C-Corporation vs S-Corporation

C-Corporation vs S-Corporation: What’s the Difference?

Every business has its own needs when it comes to taxes, ownership, and the day to day operations. Different types of corporations offer unique benefits and rewards. Each type of corporation also has specific limitations that might prevent the company from functioning efficiently. It’s important to look at the impact taxes will have on your company as well as the role the business structure will pay.

C Corporations

Unless you file specifically as an S Corporation, your business will automatically fall under the heading of a C Corporation. C Corporations pay taxes twice. First, the company will pay taxes on a portion of its income. The owners of the company will also pay taxes on any dividends they earn. Double taxation may eventually affect your overall profits. One benefit of a C Corporation is that charitable contributions can be deducted as well as other benefits as long as the employees can take advantage of them.

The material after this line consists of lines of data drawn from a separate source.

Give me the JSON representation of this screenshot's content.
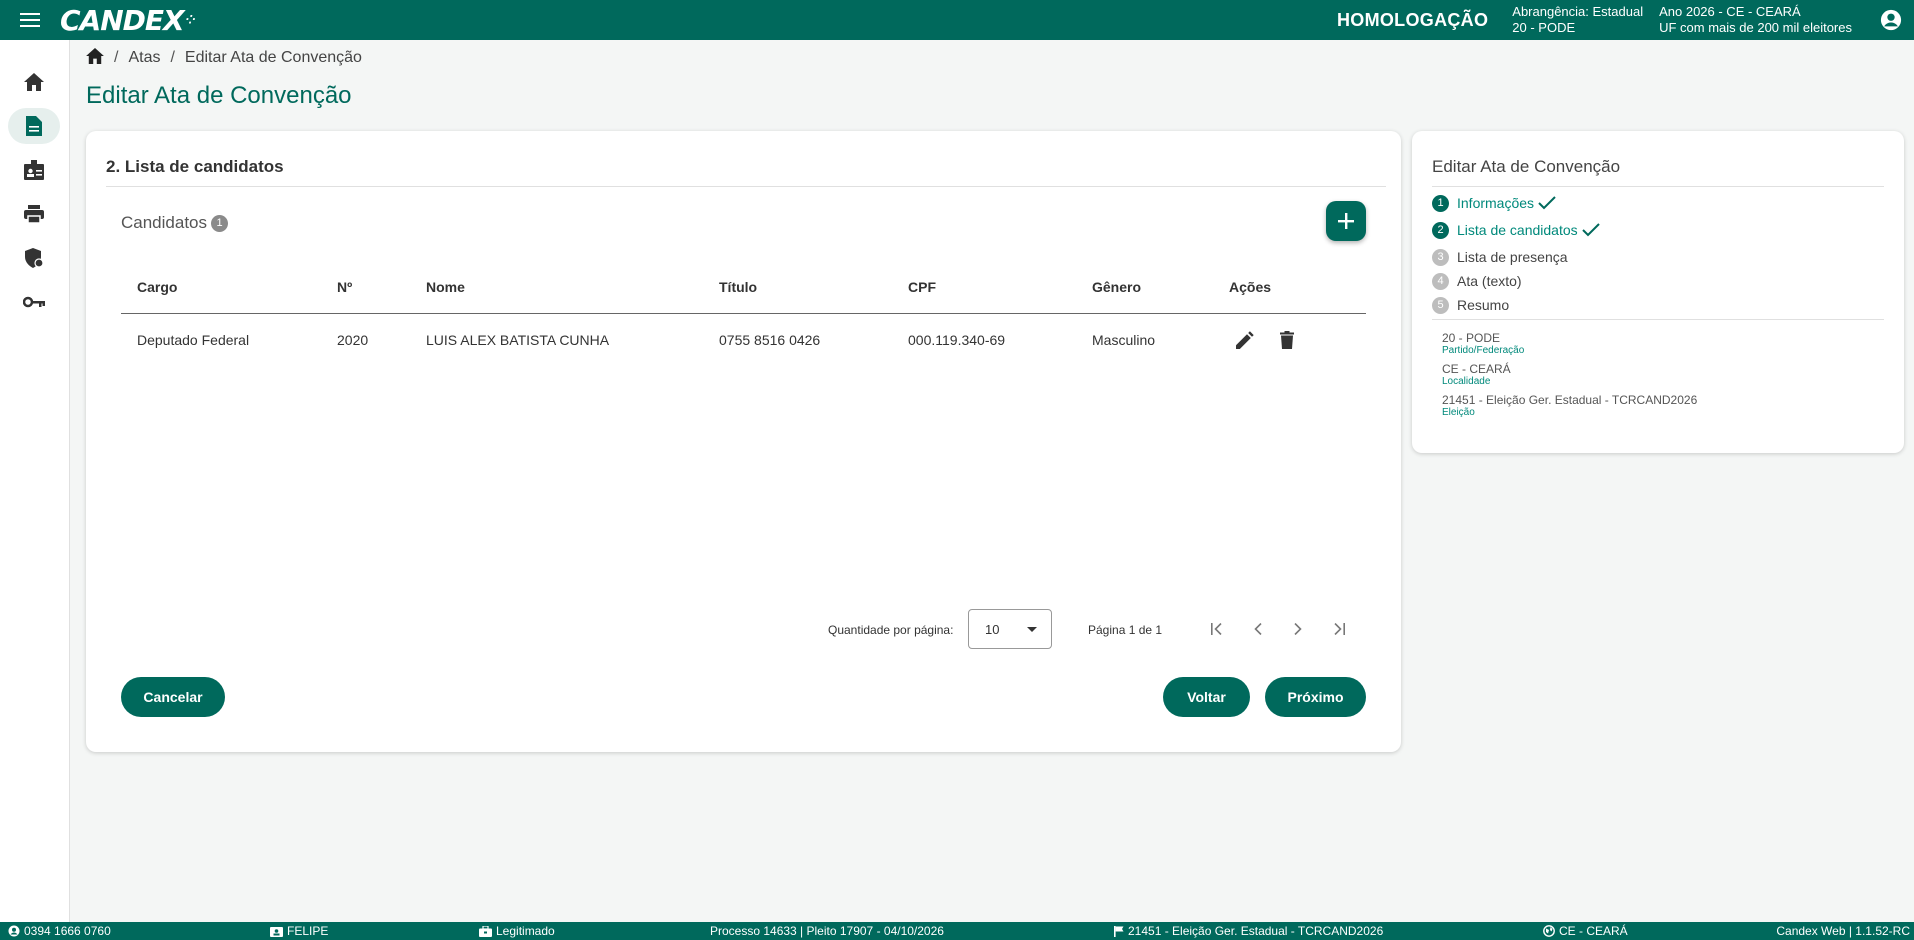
{
  "header": {
    "logo": "CANDEX",
    "environment": "HOMOLOGAÇÃO",
    "scope_line1": "Abrangência: Estadual",
    "scope_line2": "20 - PODE",
    "year_line1": "Ano 2026 - CE - CEARÁ",
    "year_line2": "UF com mais de 200 mil eleitores"
  },
  "sidebar": {
    "items": [
      {
        "icon": "home-icon"
      },
      {
        "icon": "document-icon"
      },
      {
        "icon": "badge-icon"
      },
      {
        "icon": "printer-icon"
      },
      {
        "icon": "shield-icon"
      },
      {
        "icon": "key-icon"
      }
    ]
  },
  "breadcrumb": {
    "items": [
      "Atas",
      "Editar Ata de Convenção"
    ]
  },
  "page": {
    "title": "Editar Ata de Convenção"
  },
  "main": {
    "section_title": "2. Lista de candidatos",
    "candidates_label": "Candidatos",
    "candidates_count": "1",
    "columns": [
      "Cargo",
      "Nº",
      "Nome",
      "Título",
      "CPF",
      "Gênero",
      "Ações"
    ],
    "rows": [
      {
        "cargo": "Deputado Federal",
        "numero": "2020",
        "nome": "LUIS ALEX BATISTA CUNHA",
        "titulo": "0755 8516 0426",
        "cpf": "000.119.340-69",
        "genero": "Masculino"
      }
    ],
    "paginator": {
      "page_size_label": "Quantidade por página:",
      "page_size": "10",
      "range": "Página 1 de 1"
    },
    "buttons": {
      "cancel": "Cancelar",
      "back": "Voltar",
      "next": "Próximo"
    }
  },
  "side": {
    "title": "Editar Ata de Convenção",
    "steps": [
      {
        "num": "1",
        "label": "Informações",
        "done": true
      },
      {
        "num": "2",
        "label": "Lista de candidatos",
        "done": true
      },
      {
        "num": "3",
        "label": "Lista de presença",
        "done": false
      },
      {
        "num": "4",
        "label": "Ata (texto)",
        "done": false
      },
      {
        "num": "5",
        "label": "Resumo",
        "done": false
      }
    ],
    "meta": [
      {
        "value": "20 - PODE",
        "label": "Partido/Federação"
      },
      {
        "value": "CE - CEARÁ",
        "label": "Localidade"
      },
      {
        "value": "21451 - Eleição Ger. Estadual - TCRCAND2026",
        "label": "Eleição"
      }
    ]
  },
  "footer": {
    "phone": "0394 1666 0760",
    "user": "FELIPE",
    "status": "Legitimado",
    "process": "Processo 14633 | Pleito 17907 - 04/10/2026",
    "election": "21451 - Eleição Ger. Estadual - TCRCAND2026",
    "locality": "CE - CEARÁ",
    "version": "Candex Web | 1.1.52-RC"
  },
  "colors": {
    "primary": "#00695c",
    "accent": "#00897b"
  }
}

S Corporations

S Corporations handle taxes a little differently. With this type of tax structure, each individual declares their portion of the company’s income on their own tax returns. Individuals who fall into this category qualify for a business income deduction. The benefit of this is that their profits won’t be taxed. With an S Corporation, an individual can write off their losses on their own personal tax returns.

Understanding Ownership

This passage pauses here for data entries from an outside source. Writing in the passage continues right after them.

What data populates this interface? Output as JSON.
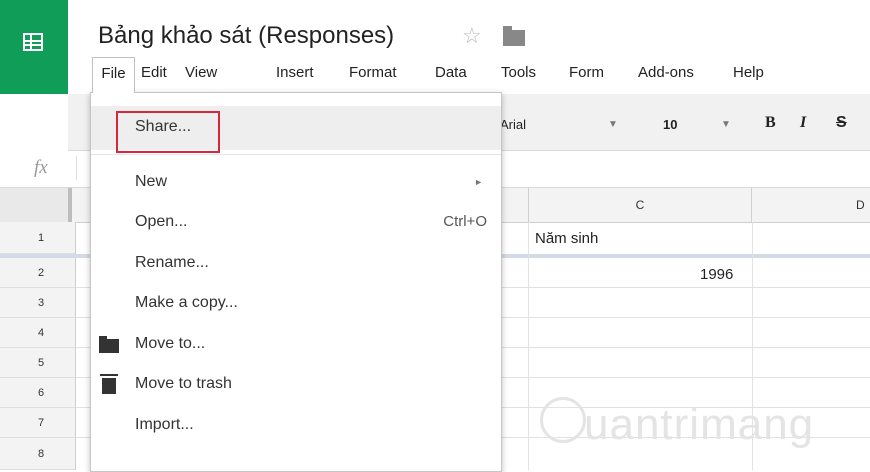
{
  "header": {
    "title": "Bảng khảo sát (Responses)",
    "star": "☆"
  },
  "menubar": [
    "File",
    "Edit",
    "View",
    "Insert",
    "Format",
    "Data",
    "Tools",
    "Form",
    "Add-ons",
    "Help"
  ],
  "toolbar": {
    "font": "Arial",
    "font_size": "10",
    "dropdown_arrow": "▼",
    "bold": "B",
    "italic": "I",
    "strike": "S"
  },
  "formula_bar": {
    "fx": "fx"
  },
  "grid": {
    "columns": [
      "C",
      "D"
    ],
    "rows": [
      "1",
      "2",
      "3",
      "4",
      "5",
      "6",
      "7",
      "8"
    ],
    "cells": {
      "C1": "Năm sinh",
      "C2": "1996"
    }
  },
  "file_menu": {
    "items": [
      {
        "label": "Share...",
        "shortcut": "",
        "submenu": false,
        "icon": ""
      },
      {
        "label": "New",
        "shortcut": "",
        "submenu": true,
        "icon": ""
      },
      {
        "label": "Open...",
        "shortcut": "Ctrl+O",
        "submenu": false,
        "icon": ""
      },
      {
        "label": "Rename...",
        "shortcut": "",
        "submenu": false,
        "icon": ""
      },
      {
        "label": "Make a copy...",
        "shortcut": "",
        "submenu": false,
        "icon": ""
      },
      {
        "label": "Move to...",
        "shortcut": "",
        "submenu": false,
        "icon": "folder-icon"
      },
      {
        "label": "Move to trash",
        "shortcut": "",
        "submenu": false,
        "icon": "trash-icon"
      },
      {
        "label": "Import...",
        "shortcut": "",
        "submenu": false,
        "icon": ""
      }
    ],
    "submenu_arrow": "►",
    "highlight_color": "#d9263b"
  },
  "watermark": "uantrimang",
  "colors": {
    "brand": "#0f9d58",
    "highlight": "#d9263b"
  }
}
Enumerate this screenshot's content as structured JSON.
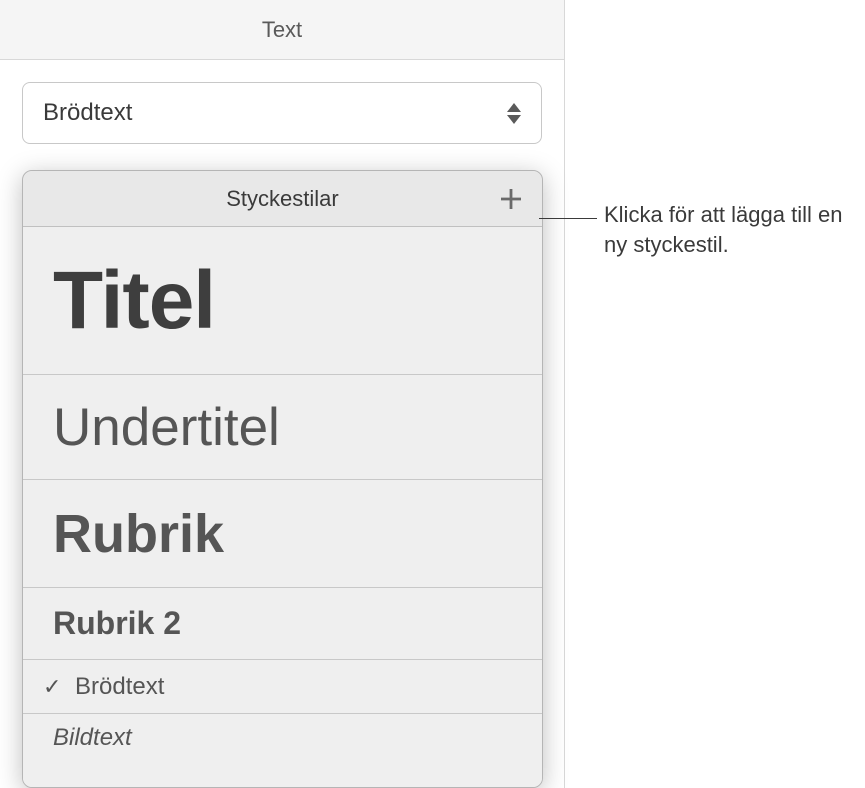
{
  "header": {
    "title": "Text"
  },
  "dropdown": {
    "current": "Brödtext"
  },
  "popover": {
    "title": "Styckestilar",
    "styles": {
      "titel": "Titel",
      "undertitel": "Undertitel",
      "rubrik": "Rubrik",
      "rubrik2": "Rubrik 2",
      "brodtext": "Brödtext",
      "bildtext": "Bildtext"
    },
    "checkmark": "✓"
  },
  "callout": {
    "text": "Klicka för att lägga till en ny styckestil."
  }
}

When it comes to ownership within the company, S Corporations only offer one type of stock. The stocks can only be purchased by citizens of the United States. An S Corporation can only have 100 shareholders. C Corporations are much more flexible when it comes to ownership and how shares are handled.

S Corporations and Reasonable Salary Expectations

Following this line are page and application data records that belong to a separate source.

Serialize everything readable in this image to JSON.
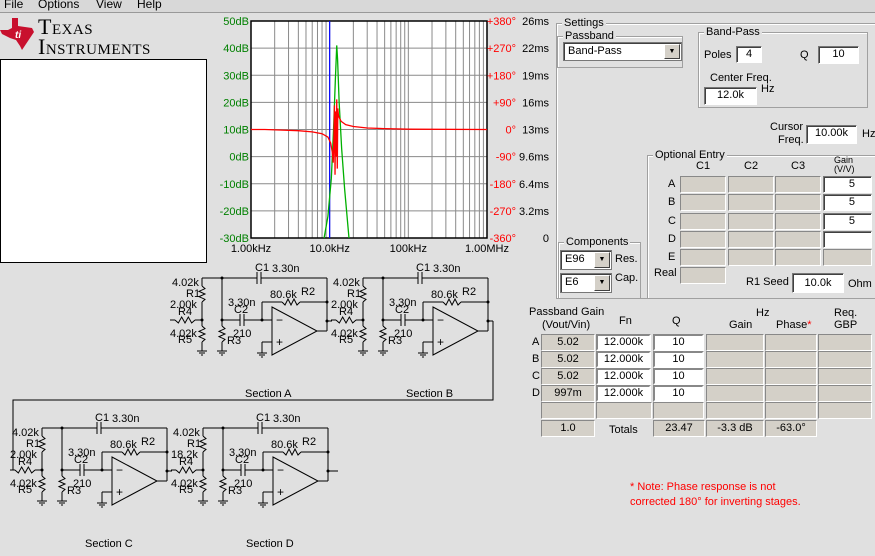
{
  "menu": [
    "File",
    "Options",
    "View",
    "Help"
  ],
  "logo": {
    "line1": "Texas",
    "line2": "Instruments"
  },
  "chart_data": {
    "type": "line",
    "title": "",
    "x_axis": {
      "scale": "log",
      "range": [
        1000,
        1000000
      ],
      "tick_labels": [
        "1.00kHz",
        "10.0kHz",
        "100kHz",
        "1.00MHz"
      ]
    },
    "y_left": {
      "range": [
        -30,
        50
      ],
      "unit": "dB",
      "tick_labels": [
        "50dB",
        "40dB",
        "30dB",
        "20dB",
        "10dB",
        "0dB",
        "-10dB",
        "-20dB",
        "-30dB"
      ]
    },
    "y_phase": {
      "tick_labels": [
        "+380°",
        "+270°",
        "+180°",
        "+90°",
        "0°",
        "-90°",
        "-180°",
        "-270°",
        "-360°"
      ]
    },
    "y_delay": {
      "tick_labels": [
        "26ms",
        "22ms",
        "19ms",
        "16ms",
        "13ms",
        "9.6ms",
        "6.4ms",
        "3.2ms",
        "0"
      ]
    },
    "grid": true,
    "cursor_freq": 10000,
    "series": [
      {
        "name": "Gain (dB)",
        "color": "#00b000",
        "x": [
          8500,
          9500,
          10500,
          11200,
          11800,
          12300,
          12600,
          13200,
          14200,
          15500,
          17600
        ],
        "y": [
          -30,
          -22,
          -8,
          10,
          28,
          41,
          36,
          20,
          3,
          -12,
          -30
        ]
      },
      {
        "name": "Phase (deg)",
        "color": "#ff0000",
        "x": [
          1000,
          1500,
          2500,
          4000,
          6000,
          8000,
          9500,
          10300,
          10800,
          11100,
          11300,
          11500,
          11700,
          11900,
          12100,
          12300,
          12500,
          12700,
          12900,
          13200,
          14000,
          16000,
          20000,
          30000,
          50000,
          100000,
          1000000
        ],
        "y": [
          0,
          0,
          -2,
          -4,
          -8,
          -14,
          -25,
          -45,
          -75,
          -110,
          -40,
          80,
          -150,
          60,
          -90,
          100,
          -130,
          70,
          50,
          40,
          27,
          16,
          10,
          5,
          3,
          1,
          0
        ]
      }
    ],
    "cursor_color": "#0000ff"
  },
  "settings": {
    "title": "Settings",
    "passband": {
      "title": "Passband",
      "value": "Band-Pass"
    },
    "bandpass": {
      "title": "Band-Pass",
      "poles_label": "Poles",
      "poles": "4",
      "q_label": "Q",
      "q": "10",
      "center_label": "Center Freq.",
      "center": "12.0k",
      "hz": "Hz"
    },
    "cursor": {
      "label1": "Cursor",
      "label2": "Freq.",
      "value": "10.00k",
      "hz": "Hz"
    },
    "components": {
      "title": "Components",
      "res": "E96",
      "res_label": "Res.",
      "cap": "E6",
      "cap_label": "Cap."
    },
    "optional": {
      "title": "Optional Entry",
      "cols": [
        "C1",
        "C2",
        "C3"
      ],
      "gain_label1": "Gain",
      "gain_label2": "(V/V)",
      "rows": [
        "A",
        "B",
        "C",
        "D",
        "E"
      ],
      "gains": [
        "5",
        "5",
        "5",
        "",
        ""
      ],
      "real_label": "Real",
      "seed_label": "R1 Seed",
      "seed": "10.0k",
      "ohm": "Ohm"
    }
  },
  "table": {
    "headers": {
      "gain1": "Passband Gain",
      "gain2": "(Vout/Vin)",
      "fn": "Fn",
      "q": "Q",
      "hz": "Hz",
      "gain": "Gain",
      "phase": "Phase",
      "star": "*",
      "gbp1": "Req.",
      "gbp2": "GBP"
    },
    "rows": [
      {
        "label": "A",
        "gain": "5.02",
        "fn": "12.000k",
        "q": "10"
      },
      {
        "label": "B",
        "gain": "5.02",
        "fn": "12.000k",
        "q": "10"
      },
      {
        "label": "C",
        "gain": "5.02",
        "fn": "12.000k",
        "q": "10"
      },
      {
        "label": "D",
        "gain": "997m",
        "fn": "12.000k",
        "q": "10"
      }
    ],
    "totals": {
      "gain": "1.0",
      "label": "Totals",
      "q": "23.47",
      "hz_gain": "-3.3 dB",
      "phase": "-63.0°"
    }
  },
  "note": {
    "line1": "* Note: Phase response is not",
    "line2": "corrected 180° for inverting stages."
  },
  "sections": [
    {
      "name": "Section A",
      "r1": "4.02k",
      "r4": "2.00k",
      "r5": "4.02k",
      "r3": "210",
      "c1": "3.30n",
      "c2": "3.30n",
      "r2": "80.6k"
    },
    {
      "name": "Section B",
      "r1": "4.02k",
      "r4": "2.00k",
      "r5": "4.02k",
      "r3": "210",
      "c1": "3.30n",
      "c2": "3.30n",
      "r2": "80.6k"
    },
    {
      "name": "Section C",
      "r1": "4.02k",
      "r4": "2.00k",
      "r5": "4.02k",
      "r3": "210",
      "c1": "3.30n",
      "c2": "3.30n",
      "r2": "80.6k"
    },
    {
      "name": "Section D",
      "r1": "4.02k",
      "r4": "18.2k",
      "r5": "4.02k",
      "r3": "210",
      "c1": "3.30n",
      "c2": "3.30n",
      "r2": "80.6k"
    }
  ],
  "designators": {
    "c1": "C1",
    "c2": "C2",
    "r1": "R1",
    "r2": "R2",
    "r3": "R3",
    "r4": "R4",
    "r5": "R5",
    "minus": "−",
    "plus": "+"
  }
}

Unlike a C Corporation that has no salary expectations, an S Corporation must be able to show that it can pay its owners a reasonable salary. If it is determined by the IRS or other entity that you are not paying yourself an adequate wage in terms of self-employment tax, you will b audited. Your education, level of experience, and the type of work you do must all be taken into consideration when setting your wage.

Raising Capital

An S Corporation puts strict limits on how you can raise money. Because you are only allowed to have 100 or fewer shareholders and all owners must be U.S. citizens, this could dramatically restrict your ability to take on new angel investors or other individuals who could provide you with venture capital. If you are interested in pursuing every avenue of opportunity, a C Corporation will allow you to do so with fewer obstacles.

Understanding business structure and the role that taxes may play in you choice will allow you to consider both options before making a final decision. Having the right corporation will allow you to achieve your business goals and keep your company moving forward. Talking to a small business lender may be an option you can look into to learn more. They will help you find the answers you need and may be able to provide you with the working capital you need in just a few hours instead of weeks.